[EXERCISE DATA Boundary: Start]

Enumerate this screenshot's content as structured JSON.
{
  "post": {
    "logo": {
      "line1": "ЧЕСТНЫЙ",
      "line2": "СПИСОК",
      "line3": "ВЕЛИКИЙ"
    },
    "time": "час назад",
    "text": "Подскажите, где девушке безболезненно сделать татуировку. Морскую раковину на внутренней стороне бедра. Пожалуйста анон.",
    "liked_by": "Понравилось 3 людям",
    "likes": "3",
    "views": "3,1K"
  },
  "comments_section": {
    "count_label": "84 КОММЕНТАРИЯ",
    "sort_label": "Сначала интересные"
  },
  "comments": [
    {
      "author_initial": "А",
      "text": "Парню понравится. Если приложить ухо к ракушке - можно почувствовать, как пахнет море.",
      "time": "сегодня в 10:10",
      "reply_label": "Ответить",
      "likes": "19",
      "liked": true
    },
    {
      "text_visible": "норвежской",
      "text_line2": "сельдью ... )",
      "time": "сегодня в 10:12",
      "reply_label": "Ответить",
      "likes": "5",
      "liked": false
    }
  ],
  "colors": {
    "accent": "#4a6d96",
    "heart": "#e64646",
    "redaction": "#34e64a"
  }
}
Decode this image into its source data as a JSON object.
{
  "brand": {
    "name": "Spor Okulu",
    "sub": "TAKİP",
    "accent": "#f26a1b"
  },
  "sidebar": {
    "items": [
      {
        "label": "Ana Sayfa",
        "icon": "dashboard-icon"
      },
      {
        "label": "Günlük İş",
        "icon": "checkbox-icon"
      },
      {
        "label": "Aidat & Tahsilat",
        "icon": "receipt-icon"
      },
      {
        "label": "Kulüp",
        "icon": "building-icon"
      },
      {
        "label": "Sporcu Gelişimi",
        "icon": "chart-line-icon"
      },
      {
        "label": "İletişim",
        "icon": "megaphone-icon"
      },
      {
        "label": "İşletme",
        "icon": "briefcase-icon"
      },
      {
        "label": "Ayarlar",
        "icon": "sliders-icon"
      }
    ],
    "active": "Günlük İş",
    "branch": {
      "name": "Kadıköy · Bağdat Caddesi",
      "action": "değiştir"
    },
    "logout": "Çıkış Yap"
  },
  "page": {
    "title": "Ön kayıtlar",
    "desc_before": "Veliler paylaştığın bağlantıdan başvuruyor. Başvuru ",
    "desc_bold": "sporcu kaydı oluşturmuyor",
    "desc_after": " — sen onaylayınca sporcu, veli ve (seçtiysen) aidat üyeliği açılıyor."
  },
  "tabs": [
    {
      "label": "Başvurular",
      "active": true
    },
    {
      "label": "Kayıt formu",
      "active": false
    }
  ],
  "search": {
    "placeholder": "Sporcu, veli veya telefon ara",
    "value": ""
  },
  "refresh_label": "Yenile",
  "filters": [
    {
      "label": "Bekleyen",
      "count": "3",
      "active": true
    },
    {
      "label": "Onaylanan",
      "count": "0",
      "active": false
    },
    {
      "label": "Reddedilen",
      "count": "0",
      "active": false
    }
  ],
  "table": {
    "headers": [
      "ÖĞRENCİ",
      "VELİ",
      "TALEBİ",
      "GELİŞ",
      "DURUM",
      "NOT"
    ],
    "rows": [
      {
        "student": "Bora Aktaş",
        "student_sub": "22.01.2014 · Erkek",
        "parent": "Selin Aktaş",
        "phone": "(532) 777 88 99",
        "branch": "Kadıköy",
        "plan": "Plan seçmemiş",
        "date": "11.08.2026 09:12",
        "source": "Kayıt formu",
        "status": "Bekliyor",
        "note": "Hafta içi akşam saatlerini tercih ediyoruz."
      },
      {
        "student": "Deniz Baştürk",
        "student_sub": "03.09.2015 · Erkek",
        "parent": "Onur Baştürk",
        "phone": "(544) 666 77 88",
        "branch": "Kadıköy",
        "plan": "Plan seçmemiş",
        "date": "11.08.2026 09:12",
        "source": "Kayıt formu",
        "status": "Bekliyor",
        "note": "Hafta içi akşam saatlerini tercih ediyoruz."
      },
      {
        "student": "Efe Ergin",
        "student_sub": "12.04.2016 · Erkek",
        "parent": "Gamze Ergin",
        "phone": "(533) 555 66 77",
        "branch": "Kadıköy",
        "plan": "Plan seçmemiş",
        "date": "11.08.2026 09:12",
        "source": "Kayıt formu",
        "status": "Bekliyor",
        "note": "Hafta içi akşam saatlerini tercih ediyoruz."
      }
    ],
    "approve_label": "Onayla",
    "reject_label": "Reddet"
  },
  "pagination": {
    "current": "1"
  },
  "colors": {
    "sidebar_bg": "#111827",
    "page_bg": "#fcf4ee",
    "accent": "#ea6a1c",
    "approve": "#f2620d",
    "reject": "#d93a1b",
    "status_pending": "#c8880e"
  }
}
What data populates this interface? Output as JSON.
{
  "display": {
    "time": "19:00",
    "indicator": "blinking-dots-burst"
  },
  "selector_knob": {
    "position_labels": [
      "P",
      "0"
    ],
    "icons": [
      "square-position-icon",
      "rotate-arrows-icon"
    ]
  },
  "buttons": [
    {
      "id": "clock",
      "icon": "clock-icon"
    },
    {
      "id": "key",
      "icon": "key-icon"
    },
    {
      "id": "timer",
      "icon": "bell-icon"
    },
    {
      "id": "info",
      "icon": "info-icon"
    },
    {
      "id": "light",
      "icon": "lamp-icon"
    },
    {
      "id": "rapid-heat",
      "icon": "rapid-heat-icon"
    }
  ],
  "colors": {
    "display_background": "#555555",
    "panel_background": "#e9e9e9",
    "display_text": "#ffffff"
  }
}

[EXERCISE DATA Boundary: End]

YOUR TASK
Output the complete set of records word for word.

RESULT OF THIS TASK
Enumerate this screenshot's content as structured JSON.
{
  "post": {
    "logo": {
      "line1": "ЧЕСТНЫЙ",
      "line2": "СПИСОК",
      "line3": "ВЕЛИКИЙ"
    },
    "time": "час назад",
    "text": "Подскажите, где девушке безболезненно сделать татуировку. Морскую раковину на внутренней стороне бедра. Пожалуйста анон.",
    "liked_by": "Понравилось 3 людям",
    "likes": "3",
    "views": "3,1K"
  },
  "comments_section": {
    "count_label": "84 КОММЕНТАРИЯ",
    "sort_label": "Сначала интересные"
  },
  "comments": [
    {
      "author_initial": "А",
      "text": "Парню понравится. Если приложить ухо к ракушке - можно почувствовать, как пахнет море.",
      "time": "сегодня в 10:10",
      "reply_label": "Ответить",
      "likes": "19",
      "liked": true
    },
    {
      "text_visible": "норвежской",
      "text_line2": "сельдью ... )",
      "time": "сегодня в 10:12",
      "reply_label": "Ответить",
      "likes": "5",
      "liked": false
    }
  ],
  "colors": {
    "accent": "#4a6d96",
    "heart": "#e64646",
    "redaction": "#34e64a"
  }
}
Decode this image into its source data as a JSON object.
{
  "brand": {
    "name": "Spor Okulu",
    "sub": "TAKİP",
    "accent": "#f26a1b"
  },
  "sidebar": {
    "items": [
      {
        "label": "Ana Sayfa",
        "icon": "dashboard-icon"
      },
      {
        "label": "Günlük İş",
        "icon": "checkbox-icon"
      },
      {
        "label": "Aidat & Tahsilat",
        "icon": "receipt-icon"
      },
      {
        "label": "Kulüp",
        "icon": "building-icon"
      },
      {
        "label": "Sporcu Gelişimi",
        "icon": "chart-line-icon"
      },
      {
        "label": "İletişim",
        "icon": "megaphone-icon"
      },
      {
        "label": "İşletme",
        "icon": "briefcase-icon"
      },
      {
        "label": "Ayarlar",
        "icon": "sliders-icon"
      }
    ],
    "active": "Günlük İş",
    "branch": {
      "name": "Kadıköy · Bağdat Caddesi",
      "action": "değiştir"
    },
    "logout": "Çıkış Yap"
  },
  "page": {
    "title": "Ön kayıtlar",
    "desc_before": "Veliler paylaştığın bağlantıdan başvuruyor. Başvuru ",
    "desc_bold": "sporcu kaydı oluşturmuyor",
    "desc_after": " — sen onaylayınca sporcu, veli ve (seçtiysen) aidat üyeliği açılıyor."
  },
  "tabs": [
    {
      "label": "Başvurular",
      "active": true
    },
    {
      "label": "Kayıt formu",
      "active": false
    }
  ],
  "search": {
    "placeholder": "Sporcu, veli veya telefon ara",
    "value": ""
  },
  "refresh_label": "Yenile",
  "filters": [
    {
      "label": "Bekleyen",
      "count": "3",
      "active": true
    },
    {
      "label": "Onaylanan",
      "count": "0",
      "active": false
    },
    {
      "label": "Reddedilen",
      "count": "0",
      "active": false
    }
  ],
  "table": {
    "headers": [
      "ÖĞRENCİ",
      "VELİ",
      "TALEBİ",
      "GELİŞ",
      "DURUM",
      "NOT"
    ],
    "rows": [
      {
        "student": "Bora Aktaş",
        "student_sub": "22.01.2014 · Erkek",
        "parent": "Selin Aktaş",
        "phone": "(532) 777 88 99",
        "branch": "Kadıköy",
        "plan": "Plan seçmemiş",
        "date": "11.08.2026 09:12",
        "source": "Kayıt formu",
        "status": "Bekliyor",
        "note": "Hafta içi akşam saatlerini tercih ediyoruz."
      },
      {
        "student": "Deniz Baştürk",
        "student_sub": "03.09.2015 · Erkek",
        "parent": "Onur Baştürk",
        "phone": "(544) 666 77 88",
        "branch": "Kadıköy",
        "plan": "Plan seçmemiş",
        "date": "11.08.2026 09:12",
        "source": "Kayıt formu",
        "status": "Bekliyor",
        "note": "Hafta içi akşam saatlerini tercih ediyoruz."
      },
      {
        "student": "Efe Ergin",
        "student_sub": "12.04.2016 · Erkek",
        "parent": "Gamze Ergin",
        "phone": "(533) 555 66 77",
        "branch": "Kadıköy",
        "plan": "Plan seçmemiş",
        "date": "11.08.2026 09:12",
        "source": "Kayıt formu",
        "status": "Bekliyor",
        "note": "Hafta içi akşam saatlerini tercih ediyoruz."
      }
    ],
    "approve_label": "Onayla",
    "reject_label": "Reddet"
  },
  "pagination": {
    "current": "1"
  },
  "colors": {
    "sidebar_bg": "#111827",
    "page_bg": "#fcf4ee",
    "accent": "#ea6a1c",
    "approve": "#f2620d",
    "reject": "#d93a1b",
    "status_pending": "#c8880e"
  }
}
What data populates this interface? Output as JSON.
{
  "display": {
    "time": "19:00",
    "indicator": "blinking-dots-burst"
  },
  "selector_knob": {
    "position_labels": [
      "P",
      "0"
    ],
    "icons": [
      "square-position-icon",
      "rotate-arrows-icon"
    ]
  },
  "buttons": [
    {
      "id": "clock",
      "icon": "clock-icon"
    },
    {
      "id": "key",
      "icon": "key-icon"
    },
    {
      "id": "timer",
      "icon": "bell-icon"
    },
    {
      "id": "info",
      "icon": "info-icon"
    },
    {
      "id": "light",
      "icon": "lamp-icon"
    },
    {
      "id": "rapid-heat",
      "icon": "rapid-heat-icon"
    }
  ],
  "colors": {
    "display_background": "#555555",
    "panel_background": "#e9e9e9",
    "display_text": "#ffffff"
  }
}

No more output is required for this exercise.